YOUR INSTRUCTIONS:
Across the material that follows, tally each line in which "arrive" occurs, and state the total alone.

INPUT:
== Segment start ==

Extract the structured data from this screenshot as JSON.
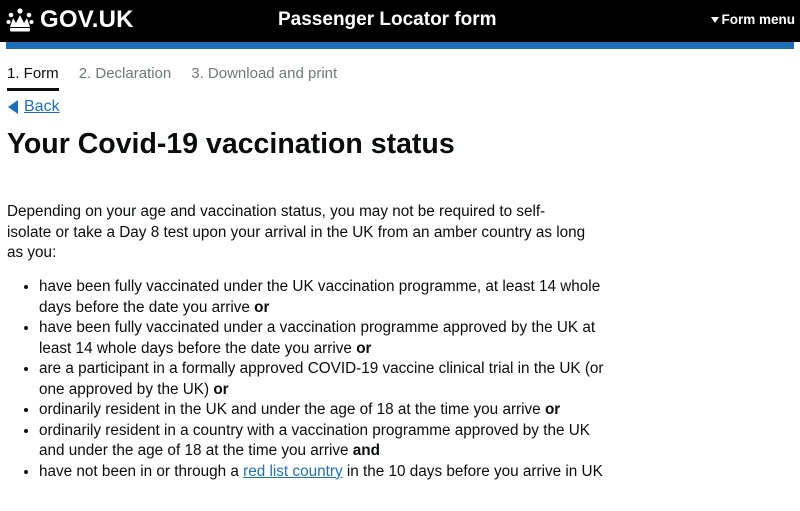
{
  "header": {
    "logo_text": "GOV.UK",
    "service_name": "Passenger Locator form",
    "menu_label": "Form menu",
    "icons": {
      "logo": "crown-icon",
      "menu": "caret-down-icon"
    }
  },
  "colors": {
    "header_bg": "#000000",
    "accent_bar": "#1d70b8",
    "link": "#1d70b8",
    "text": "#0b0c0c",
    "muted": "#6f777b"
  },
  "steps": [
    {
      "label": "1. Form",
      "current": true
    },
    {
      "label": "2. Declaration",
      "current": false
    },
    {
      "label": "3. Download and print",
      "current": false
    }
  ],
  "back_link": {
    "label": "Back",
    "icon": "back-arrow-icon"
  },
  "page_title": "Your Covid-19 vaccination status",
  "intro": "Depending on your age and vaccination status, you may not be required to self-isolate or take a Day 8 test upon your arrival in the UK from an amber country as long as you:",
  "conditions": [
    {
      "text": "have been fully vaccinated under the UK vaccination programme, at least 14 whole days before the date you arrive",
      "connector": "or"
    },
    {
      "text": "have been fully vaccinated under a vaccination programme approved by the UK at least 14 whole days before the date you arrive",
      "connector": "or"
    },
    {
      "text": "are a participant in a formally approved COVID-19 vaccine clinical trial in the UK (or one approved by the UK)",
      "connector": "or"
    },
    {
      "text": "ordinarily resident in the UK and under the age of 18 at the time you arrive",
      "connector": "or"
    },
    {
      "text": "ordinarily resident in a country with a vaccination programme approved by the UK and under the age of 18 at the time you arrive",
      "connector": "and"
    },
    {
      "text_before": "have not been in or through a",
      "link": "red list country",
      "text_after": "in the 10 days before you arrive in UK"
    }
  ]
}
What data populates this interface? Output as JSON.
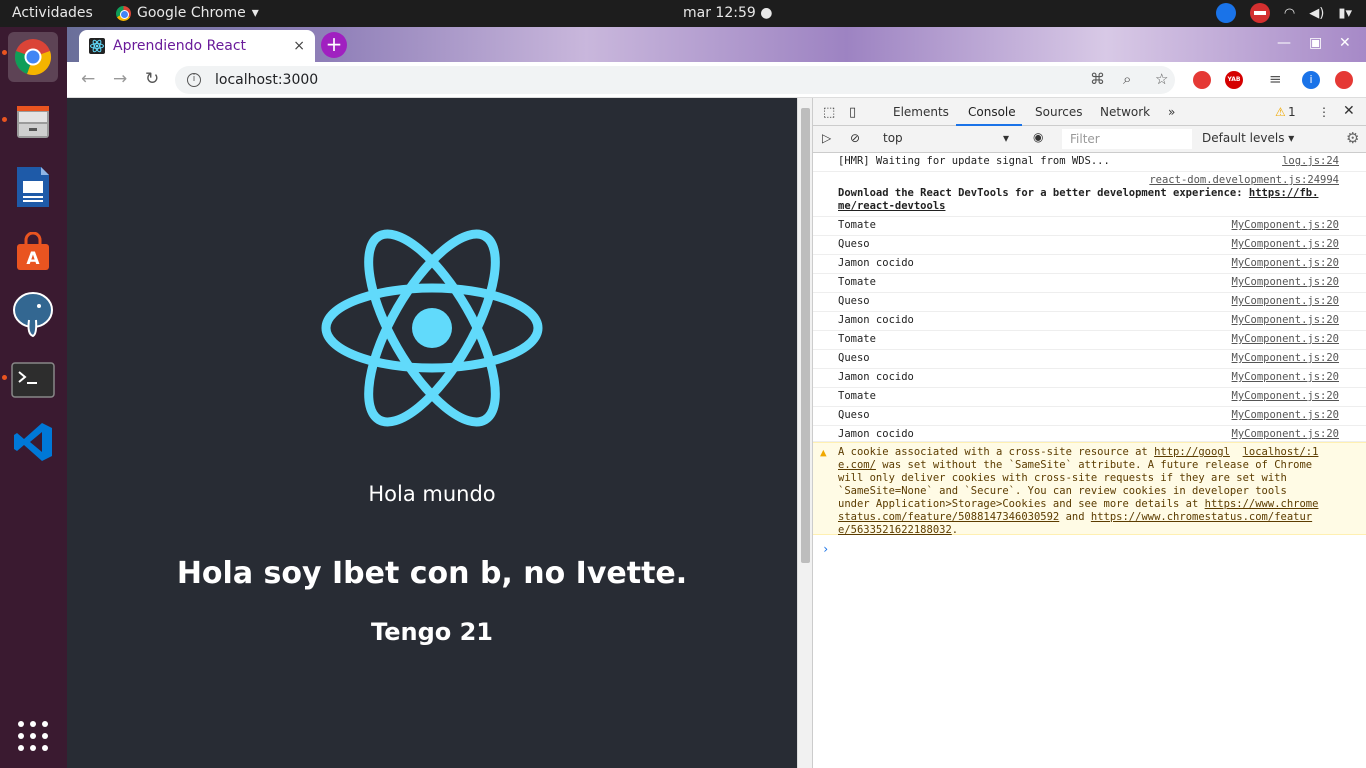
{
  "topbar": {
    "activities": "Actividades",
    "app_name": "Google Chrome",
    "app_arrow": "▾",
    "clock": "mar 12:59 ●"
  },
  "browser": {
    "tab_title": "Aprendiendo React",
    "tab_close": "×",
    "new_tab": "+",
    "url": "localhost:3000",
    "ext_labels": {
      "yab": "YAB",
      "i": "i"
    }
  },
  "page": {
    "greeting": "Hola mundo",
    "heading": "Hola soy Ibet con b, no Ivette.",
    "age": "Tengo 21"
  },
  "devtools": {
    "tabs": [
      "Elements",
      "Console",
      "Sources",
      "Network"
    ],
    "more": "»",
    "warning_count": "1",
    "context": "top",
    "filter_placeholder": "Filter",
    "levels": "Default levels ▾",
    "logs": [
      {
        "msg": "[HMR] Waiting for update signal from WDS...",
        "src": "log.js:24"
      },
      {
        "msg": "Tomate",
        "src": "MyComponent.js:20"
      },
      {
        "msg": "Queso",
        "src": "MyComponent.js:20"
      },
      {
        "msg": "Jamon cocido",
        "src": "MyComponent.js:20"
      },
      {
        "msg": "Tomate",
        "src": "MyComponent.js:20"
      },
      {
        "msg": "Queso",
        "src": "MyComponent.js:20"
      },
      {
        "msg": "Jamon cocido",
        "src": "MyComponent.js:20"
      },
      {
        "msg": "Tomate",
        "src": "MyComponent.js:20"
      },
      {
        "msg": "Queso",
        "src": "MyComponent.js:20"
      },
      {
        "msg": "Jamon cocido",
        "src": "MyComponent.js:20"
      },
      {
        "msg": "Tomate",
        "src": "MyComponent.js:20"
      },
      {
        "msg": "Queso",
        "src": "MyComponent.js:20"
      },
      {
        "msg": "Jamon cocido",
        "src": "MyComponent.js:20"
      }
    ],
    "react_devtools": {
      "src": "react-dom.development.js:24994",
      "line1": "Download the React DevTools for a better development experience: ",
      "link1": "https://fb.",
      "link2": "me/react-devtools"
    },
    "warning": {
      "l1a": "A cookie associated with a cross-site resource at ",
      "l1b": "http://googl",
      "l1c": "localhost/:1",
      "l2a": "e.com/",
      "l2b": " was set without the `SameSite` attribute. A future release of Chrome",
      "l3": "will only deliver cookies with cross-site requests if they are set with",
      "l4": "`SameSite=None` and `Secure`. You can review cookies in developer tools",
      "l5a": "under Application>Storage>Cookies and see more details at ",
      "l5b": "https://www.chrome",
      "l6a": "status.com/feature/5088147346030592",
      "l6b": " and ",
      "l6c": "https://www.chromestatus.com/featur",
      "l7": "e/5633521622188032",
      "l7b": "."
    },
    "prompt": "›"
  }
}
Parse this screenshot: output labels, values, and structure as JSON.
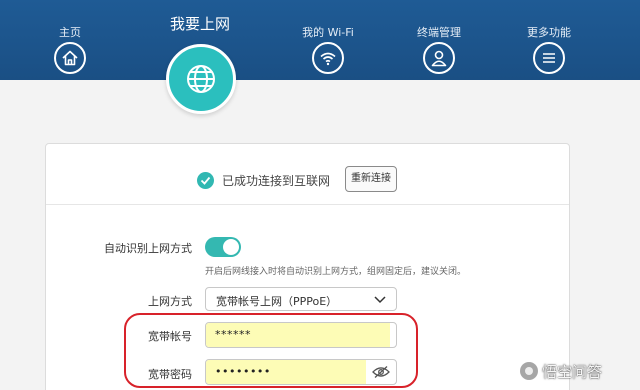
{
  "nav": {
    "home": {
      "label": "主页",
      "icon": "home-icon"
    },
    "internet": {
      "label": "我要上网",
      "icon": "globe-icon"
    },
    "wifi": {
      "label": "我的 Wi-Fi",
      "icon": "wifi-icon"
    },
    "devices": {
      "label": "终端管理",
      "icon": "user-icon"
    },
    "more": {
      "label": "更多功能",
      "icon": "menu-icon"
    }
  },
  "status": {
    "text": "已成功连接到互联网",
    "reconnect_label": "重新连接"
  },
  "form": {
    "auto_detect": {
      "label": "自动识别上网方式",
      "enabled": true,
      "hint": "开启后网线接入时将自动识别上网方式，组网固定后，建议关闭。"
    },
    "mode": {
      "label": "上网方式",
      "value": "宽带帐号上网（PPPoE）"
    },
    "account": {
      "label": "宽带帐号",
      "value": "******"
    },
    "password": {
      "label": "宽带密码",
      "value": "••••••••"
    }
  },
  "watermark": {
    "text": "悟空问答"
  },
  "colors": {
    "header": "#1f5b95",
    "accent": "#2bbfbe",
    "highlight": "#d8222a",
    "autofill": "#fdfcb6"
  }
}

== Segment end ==
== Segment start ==

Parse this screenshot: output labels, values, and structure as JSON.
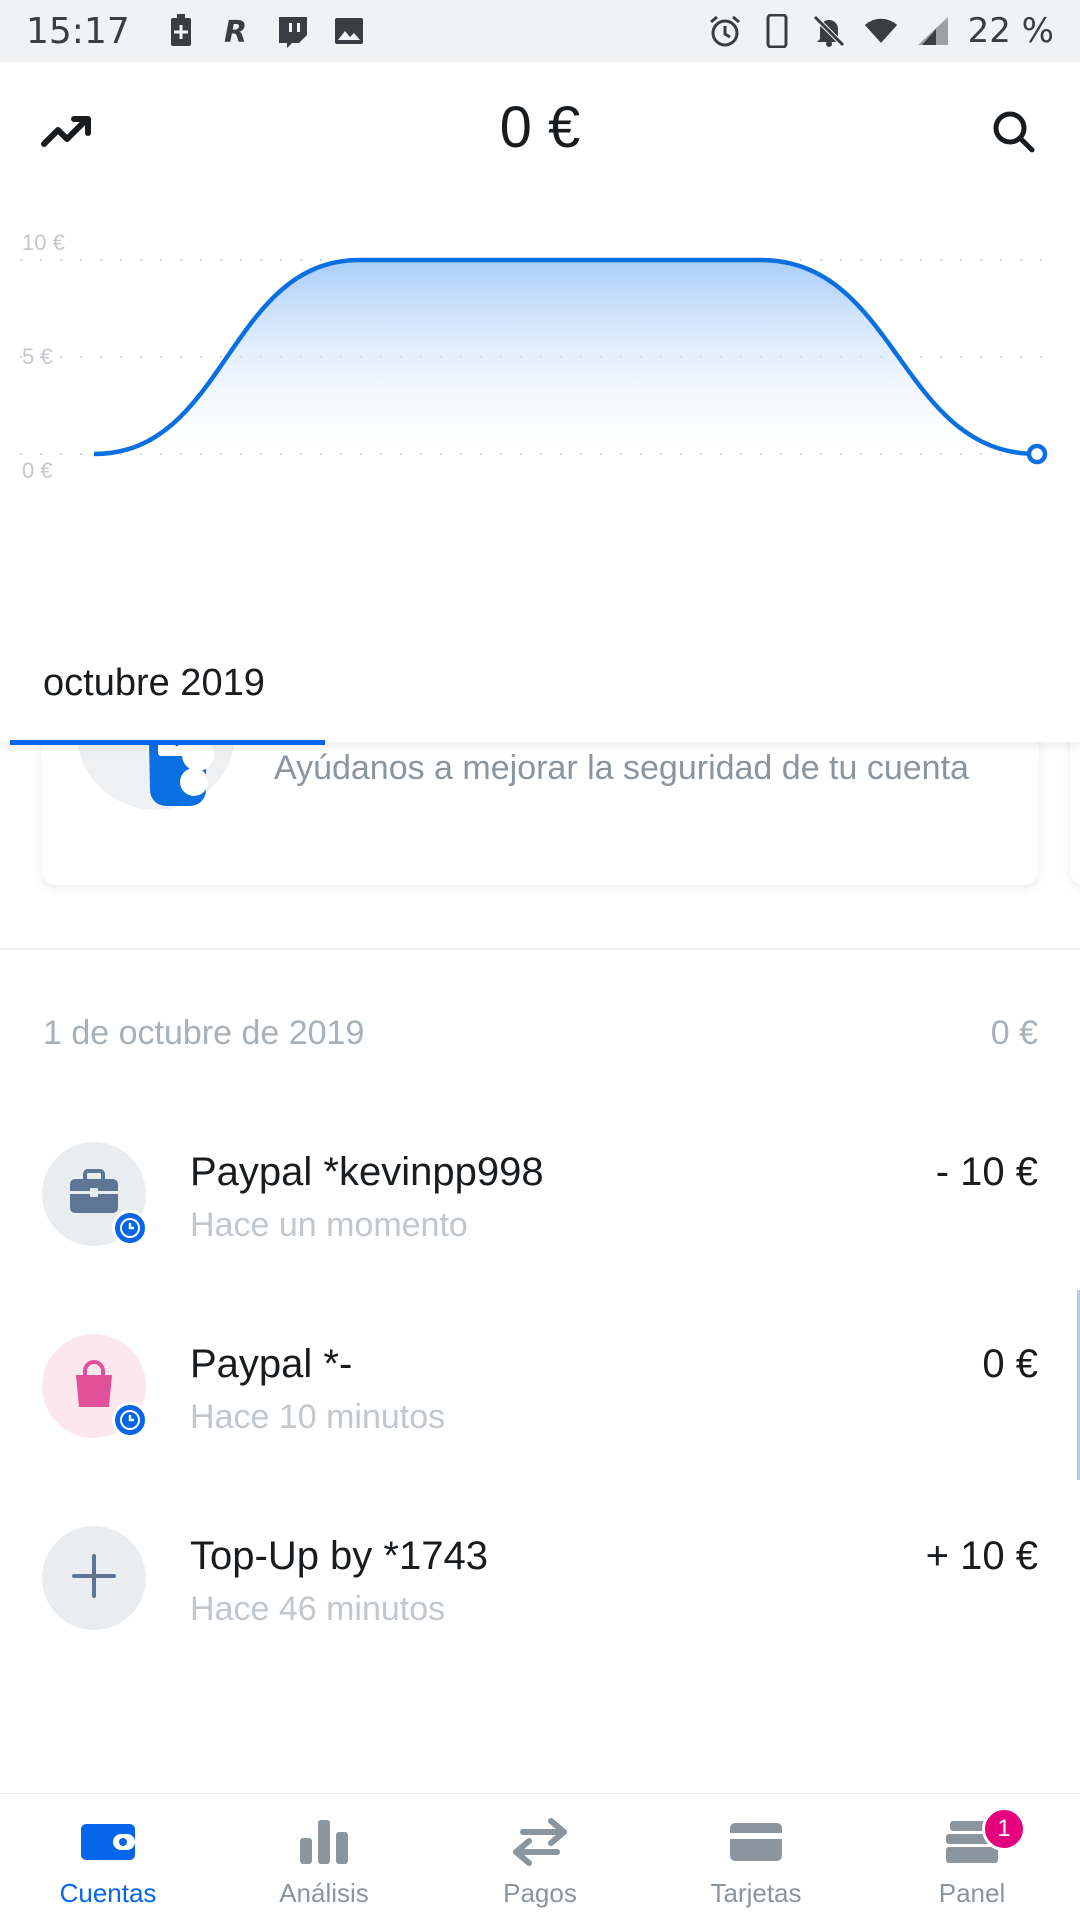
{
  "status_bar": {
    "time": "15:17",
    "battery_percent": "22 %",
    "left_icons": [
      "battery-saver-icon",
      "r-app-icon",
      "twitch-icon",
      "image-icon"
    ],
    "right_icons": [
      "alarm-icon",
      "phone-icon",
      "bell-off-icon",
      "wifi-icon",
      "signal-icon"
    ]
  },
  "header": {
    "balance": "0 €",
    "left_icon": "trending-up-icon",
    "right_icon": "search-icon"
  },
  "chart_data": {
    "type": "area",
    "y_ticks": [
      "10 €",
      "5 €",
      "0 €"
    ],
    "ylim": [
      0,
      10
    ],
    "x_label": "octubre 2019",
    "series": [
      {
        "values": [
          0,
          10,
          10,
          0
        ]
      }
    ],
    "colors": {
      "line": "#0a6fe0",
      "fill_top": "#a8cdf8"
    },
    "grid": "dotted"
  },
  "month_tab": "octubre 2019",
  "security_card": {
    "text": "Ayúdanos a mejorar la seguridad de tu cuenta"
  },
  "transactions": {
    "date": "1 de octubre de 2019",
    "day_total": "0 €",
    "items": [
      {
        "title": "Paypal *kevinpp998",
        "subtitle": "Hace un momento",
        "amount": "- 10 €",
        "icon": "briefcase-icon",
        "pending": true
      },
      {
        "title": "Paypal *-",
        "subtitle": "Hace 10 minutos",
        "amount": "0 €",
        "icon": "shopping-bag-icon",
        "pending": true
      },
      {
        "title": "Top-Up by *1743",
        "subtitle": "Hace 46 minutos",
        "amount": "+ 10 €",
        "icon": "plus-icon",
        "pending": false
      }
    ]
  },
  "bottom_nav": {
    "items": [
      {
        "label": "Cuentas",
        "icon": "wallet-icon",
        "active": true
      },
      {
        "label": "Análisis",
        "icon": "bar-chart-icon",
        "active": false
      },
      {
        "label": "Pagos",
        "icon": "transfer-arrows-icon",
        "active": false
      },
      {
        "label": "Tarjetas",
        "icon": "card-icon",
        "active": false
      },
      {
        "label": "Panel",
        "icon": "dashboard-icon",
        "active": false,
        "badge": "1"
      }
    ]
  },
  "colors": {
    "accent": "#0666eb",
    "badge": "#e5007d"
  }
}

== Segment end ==

WRITTEN RESPONSE:
5